It's Danny Ainge, of course. The Celtics are one of this season's more disappointing teams, something Ainge acknowledged Friday in a video conference with Boston media. Stuck a couple games below .500 and firmly knotted up with the big mass of also-rans clutching at the bottom rungs of the Eastern Conference playoff ladder, the Celtics had the assets and the opportunities to make a splash at the league's Thursday trade deadline. In what has become an annual tradition, they mostly did not.
In what has also become an annual tradition, basketball fans are being treated to the day-after story of how tantalizingly close the Celtics came to spending some of their stockpile of future assets and making a landscape-altering trade.

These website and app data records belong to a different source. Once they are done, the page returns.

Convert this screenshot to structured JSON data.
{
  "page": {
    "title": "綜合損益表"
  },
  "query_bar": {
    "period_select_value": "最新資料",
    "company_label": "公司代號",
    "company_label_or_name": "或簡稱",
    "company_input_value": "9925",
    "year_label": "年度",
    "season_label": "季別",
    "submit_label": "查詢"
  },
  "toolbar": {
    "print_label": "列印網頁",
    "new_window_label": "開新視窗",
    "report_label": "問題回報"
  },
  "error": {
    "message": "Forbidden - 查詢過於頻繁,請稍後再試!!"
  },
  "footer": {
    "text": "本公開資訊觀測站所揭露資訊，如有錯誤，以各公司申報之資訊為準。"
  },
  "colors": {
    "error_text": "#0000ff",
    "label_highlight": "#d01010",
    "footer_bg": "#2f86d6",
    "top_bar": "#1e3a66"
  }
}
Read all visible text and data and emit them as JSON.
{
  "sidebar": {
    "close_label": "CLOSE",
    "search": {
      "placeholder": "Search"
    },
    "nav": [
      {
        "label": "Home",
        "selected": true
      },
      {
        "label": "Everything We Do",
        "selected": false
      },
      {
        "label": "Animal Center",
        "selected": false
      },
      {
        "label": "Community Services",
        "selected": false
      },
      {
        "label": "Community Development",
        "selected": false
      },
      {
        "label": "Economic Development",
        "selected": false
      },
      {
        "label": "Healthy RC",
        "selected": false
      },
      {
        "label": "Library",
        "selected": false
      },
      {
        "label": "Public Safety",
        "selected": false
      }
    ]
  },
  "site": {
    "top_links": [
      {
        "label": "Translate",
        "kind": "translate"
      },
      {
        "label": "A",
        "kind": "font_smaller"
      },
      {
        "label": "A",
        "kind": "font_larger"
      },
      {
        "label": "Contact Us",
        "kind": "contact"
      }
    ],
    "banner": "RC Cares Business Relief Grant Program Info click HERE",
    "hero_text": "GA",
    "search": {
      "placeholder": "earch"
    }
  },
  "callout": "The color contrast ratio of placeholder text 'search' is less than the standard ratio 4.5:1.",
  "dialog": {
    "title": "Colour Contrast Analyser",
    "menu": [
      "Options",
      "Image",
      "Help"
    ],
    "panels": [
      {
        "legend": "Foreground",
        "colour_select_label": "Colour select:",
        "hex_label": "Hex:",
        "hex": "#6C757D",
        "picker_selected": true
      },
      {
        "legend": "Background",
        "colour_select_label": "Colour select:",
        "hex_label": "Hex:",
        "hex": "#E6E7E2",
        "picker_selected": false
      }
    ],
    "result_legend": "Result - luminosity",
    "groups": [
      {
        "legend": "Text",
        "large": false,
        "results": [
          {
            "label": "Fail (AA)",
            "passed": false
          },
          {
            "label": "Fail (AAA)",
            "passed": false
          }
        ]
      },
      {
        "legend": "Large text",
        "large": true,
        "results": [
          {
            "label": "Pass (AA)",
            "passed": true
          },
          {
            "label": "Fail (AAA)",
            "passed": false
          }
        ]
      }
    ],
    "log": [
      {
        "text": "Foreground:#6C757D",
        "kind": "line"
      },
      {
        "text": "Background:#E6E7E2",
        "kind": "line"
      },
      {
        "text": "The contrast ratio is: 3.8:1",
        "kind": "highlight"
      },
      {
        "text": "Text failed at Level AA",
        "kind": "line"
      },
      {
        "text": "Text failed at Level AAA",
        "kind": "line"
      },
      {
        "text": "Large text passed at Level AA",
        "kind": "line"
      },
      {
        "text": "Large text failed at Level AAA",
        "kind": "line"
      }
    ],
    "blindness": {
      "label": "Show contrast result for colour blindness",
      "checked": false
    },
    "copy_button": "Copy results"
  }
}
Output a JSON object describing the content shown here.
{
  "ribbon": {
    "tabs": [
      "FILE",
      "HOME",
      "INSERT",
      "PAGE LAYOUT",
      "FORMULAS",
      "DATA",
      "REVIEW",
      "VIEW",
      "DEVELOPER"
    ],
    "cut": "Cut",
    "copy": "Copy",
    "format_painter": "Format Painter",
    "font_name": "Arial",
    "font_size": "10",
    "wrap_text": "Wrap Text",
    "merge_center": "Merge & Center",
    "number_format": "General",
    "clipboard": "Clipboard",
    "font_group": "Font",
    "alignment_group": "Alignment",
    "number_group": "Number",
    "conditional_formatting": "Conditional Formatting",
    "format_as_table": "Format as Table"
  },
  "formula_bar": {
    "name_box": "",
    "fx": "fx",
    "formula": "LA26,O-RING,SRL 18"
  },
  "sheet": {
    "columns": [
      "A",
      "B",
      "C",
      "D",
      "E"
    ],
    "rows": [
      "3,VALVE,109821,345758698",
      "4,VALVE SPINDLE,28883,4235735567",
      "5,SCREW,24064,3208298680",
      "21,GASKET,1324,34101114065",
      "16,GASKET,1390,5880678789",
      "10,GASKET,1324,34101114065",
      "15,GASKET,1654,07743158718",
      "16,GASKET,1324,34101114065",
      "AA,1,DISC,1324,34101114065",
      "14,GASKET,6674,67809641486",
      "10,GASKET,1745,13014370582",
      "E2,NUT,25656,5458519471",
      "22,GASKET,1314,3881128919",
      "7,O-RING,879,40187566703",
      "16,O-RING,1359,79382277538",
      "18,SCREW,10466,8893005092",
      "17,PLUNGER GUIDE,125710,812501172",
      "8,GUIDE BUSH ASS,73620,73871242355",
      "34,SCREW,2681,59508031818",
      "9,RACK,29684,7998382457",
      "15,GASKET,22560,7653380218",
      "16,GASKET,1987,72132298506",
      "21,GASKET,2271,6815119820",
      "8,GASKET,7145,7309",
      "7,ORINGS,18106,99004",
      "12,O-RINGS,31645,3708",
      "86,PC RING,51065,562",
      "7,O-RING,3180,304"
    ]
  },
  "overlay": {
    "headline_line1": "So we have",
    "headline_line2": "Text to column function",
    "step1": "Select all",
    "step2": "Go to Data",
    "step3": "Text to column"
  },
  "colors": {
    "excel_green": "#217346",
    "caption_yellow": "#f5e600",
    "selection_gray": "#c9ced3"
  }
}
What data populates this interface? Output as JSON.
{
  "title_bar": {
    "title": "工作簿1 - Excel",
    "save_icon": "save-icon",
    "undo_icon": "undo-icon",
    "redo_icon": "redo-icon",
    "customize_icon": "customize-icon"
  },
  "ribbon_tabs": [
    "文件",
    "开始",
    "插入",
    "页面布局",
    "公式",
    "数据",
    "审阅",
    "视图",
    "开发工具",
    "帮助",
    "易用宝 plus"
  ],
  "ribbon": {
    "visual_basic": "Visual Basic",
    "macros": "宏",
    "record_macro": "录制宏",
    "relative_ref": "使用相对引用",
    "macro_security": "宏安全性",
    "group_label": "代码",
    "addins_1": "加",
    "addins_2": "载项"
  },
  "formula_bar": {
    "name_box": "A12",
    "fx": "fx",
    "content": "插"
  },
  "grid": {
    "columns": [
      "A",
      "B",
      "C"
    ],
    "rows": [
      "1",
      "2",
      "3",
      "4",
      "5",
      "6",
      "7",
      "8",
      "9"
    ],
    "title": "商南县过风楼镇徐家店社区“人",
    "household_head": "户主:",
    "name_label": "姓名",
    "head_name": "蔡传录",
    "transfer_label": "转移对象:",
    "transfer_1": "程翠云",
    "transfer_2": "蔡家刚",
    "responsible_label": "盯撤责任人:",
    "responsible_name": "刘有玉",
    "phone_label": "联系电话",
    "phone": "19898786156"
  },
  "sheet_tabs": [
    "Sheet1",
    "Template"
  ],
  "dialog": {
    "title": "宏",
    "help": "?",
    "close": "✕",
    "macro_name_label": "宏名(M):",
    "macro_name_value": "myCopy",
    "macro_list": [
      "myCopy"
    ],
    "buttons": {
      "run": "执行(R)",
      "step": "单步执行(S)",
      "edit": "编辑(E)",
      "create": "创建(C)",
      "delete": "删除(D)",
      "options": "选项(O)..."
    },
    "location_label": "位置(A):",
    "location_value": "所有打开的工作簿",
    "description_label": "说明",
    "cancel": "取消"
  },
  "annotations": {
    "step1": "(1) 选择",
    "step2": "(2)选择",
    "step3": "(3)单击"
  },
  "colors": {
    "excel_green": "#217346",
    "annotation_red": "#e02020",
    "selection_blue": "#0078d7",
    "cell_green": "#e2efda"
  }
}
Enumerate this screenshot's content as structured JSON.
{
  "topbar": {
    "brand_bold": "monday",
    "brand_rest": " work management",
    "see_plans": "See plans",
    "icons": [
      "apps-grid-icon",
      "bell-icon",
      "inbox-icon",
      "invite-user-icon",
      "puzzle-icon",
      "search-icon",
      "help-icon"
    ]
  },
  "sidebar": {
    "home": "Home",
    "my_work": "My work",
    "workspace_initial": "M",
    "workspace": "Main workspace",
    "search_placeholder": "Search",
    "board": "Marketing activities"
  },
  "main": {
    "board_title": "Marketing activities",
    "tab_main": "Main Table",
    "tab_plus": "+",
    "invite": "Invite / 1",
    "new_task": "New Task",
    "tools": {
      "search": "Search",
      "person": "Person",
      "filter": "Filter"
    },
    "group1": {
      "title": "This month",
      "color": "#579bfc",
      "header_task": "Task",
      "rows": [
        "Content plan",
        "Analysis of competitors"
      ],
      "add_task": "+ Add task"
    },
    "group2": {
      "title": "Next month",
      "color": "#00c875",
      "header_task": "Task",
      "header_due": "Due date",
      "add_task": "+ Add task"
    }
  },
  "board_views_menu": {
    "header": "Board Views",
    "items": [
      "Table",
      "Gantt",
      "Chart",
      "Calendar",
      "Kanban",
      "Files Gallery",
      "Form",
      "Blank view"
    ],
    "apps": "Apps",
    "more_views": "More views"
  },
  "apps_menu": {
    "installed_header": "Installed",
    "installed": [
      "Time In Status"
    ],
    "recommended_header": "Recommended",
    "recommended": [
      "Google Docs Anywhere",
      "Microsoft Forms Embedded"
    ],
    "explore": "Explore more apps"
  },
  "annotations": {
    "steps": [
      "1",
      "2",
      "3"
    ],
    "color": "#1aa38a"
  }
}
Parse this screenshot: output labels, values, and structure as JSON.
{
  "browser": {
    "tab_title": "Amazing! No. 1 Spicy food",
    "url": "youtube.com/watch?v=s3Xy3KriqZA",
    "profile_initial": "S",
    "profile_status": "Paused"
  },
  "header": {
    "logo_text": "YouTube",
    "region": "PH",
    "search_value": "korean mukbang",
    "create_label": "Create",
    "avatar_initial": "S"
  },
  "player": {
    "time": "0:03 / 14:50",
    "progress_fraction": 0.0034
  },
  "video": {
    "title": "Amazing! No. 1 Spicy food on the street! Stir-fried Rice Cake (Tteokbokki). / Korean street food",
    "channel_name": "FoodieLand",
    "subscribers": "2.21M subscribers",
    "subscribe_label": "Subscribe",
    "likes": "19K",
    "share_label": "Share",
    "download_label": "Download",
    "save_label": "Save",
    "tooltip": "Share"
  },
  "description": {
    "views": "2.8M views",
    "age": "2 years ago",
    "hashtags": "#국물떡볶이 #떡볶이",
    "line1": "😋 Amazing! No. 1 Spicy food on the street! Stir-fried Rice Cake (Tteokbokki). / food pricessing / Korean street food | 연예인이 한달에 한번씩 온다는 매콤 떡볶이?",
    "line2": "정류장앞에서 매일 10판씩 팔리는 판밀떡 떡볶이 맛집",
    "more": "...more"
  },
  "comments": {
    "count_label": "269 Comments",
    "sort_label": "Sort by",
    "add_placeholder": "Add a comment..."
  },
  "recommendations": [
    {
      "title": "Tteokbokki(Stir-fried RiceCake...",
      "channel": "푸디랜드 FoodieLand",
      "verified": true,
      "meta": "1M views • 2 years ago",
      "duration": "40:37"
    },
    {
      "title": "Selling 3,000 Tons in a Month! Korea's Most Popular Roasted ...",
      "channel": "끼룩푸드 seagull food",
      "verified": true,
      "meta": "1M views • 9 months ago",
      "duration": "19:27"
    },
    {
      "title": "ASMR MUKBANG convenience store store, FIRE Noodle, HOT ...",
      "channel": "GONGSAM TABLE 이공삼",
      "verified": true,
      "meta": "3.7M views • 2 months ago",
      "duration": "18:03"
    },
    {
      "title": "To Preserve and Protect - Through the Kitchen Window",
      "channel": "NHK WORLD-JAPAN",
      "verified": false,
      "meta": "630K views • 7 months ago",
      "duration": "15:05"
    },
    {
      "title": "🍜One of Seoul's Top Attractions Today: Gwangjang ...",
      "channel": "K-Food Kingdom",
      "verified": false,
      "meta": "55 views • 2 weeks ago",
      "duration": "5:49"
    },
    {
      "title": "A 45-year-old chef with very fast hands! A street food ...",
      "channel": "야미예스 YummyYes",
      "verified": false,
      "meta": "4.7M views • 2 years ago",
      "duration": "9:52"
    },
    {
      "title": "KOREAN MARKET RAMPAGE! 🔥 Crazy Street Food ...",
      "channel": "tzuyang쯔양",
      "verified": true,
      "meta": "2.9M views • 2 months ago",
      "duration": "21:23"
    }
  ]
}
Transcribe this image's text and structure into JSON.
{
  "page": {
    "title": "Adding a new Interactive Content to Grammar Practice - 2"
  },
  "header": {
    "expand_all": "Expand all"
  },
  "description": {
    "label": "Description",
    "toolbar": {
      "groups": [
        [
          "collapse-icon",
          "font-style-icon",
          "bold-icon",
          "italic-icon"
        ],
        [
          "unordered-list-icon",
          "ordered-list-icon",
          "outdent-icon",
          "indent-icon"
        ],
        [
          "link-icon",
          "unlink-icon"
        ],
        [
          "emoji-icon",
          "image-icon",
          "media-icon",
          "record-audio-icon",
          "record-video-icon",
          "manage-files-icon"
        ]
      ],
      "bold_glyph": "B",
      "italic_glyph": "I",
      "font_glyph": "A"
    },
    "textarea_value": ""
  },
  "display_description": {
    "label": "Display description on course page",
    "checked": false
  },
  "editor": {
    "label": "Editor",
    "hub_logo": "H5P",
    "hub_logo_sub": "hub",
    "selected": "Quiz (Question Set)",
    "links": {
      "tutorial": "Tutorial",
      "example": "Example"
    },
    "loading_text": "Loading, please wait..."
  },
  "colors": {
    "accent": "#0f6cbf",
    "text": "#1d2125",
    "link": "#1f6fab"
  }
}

In 2015 it was Ainge supposedly trying his damnedest to swap picks and move up the draft board but being thwarted by the crazed Charlotte Hornets; in 2016 it was Ainge being priced out in his pursuit of an established veteran, despite the Celtics dangling the draft's third overall pick; in January 2017 it was an unreasonable "ransom" that ended his pursuit of Carmelo Anthony; later that same year it was Ainge narrowly losing the chase for Paul George, and then just as narrowly losing the chase for Kristaps Porzingis. In 2018 it was an inability to get a deal done with Chicago for the services of Jimmy Butler. It's not that Danny Ainge never successfully completes a big trade—he swapped Isaiah Thomas and some draft capital for Kyrie Irving, after all—so much as it is that any time Danny Ainge does not make a trade, the whole world must know that he almost did. No general manager in any professional league anywhere has his near misses so thoroughly chronicled.
Which brings us to Thursday. The Celtics scored a bargain when they swapped a pair of future second-round draft picks for guard Evan Fournier, part of Orlando's talent dump. They did, uhh, something when they flipped useful big man Daniel Theis for extremely not-useful big man Moe Wagner. But they missed out on the real prizes of the deadline, when Magic All-Star big man Nikola Vucevic was dealt for draft picks to the Chicago Bulls, and then when Magic swingman Aaron Gordon was dealt for cheap to the Denver Nuggets. Either of those players would've shored up significant vulnerabilities for the underperforming Celtics. Gordon, who brought back a protected pick and a couple of role players, seems to have been well within reach. Why didn't the Celtics act more aggressively? Why mostly stand pat?
According to league sources, in addition to their well-documented courtship of Aaron Gordon, the Celtics were a finalist for Magic All-Star center Nikola Vucevic, including multiple first-round picks as part of their package. Orlando ultimately sent Vucevic to the Bulls in exchange for Wendell Carter Jr., Otto Porter Jr. and two first-round picks.The Celtics also offered a first-round pick and a young player to Orlando in exchange for Gordon, sources said, and they were prepared to add to that haul, but the Magic accepted Denver's offer, which included Gary Harris Jr., R.J. Hampton and a first-round pick, before Boston had a chance.Boston Globe
Oooooooooooh, so close! Well, better luck next year.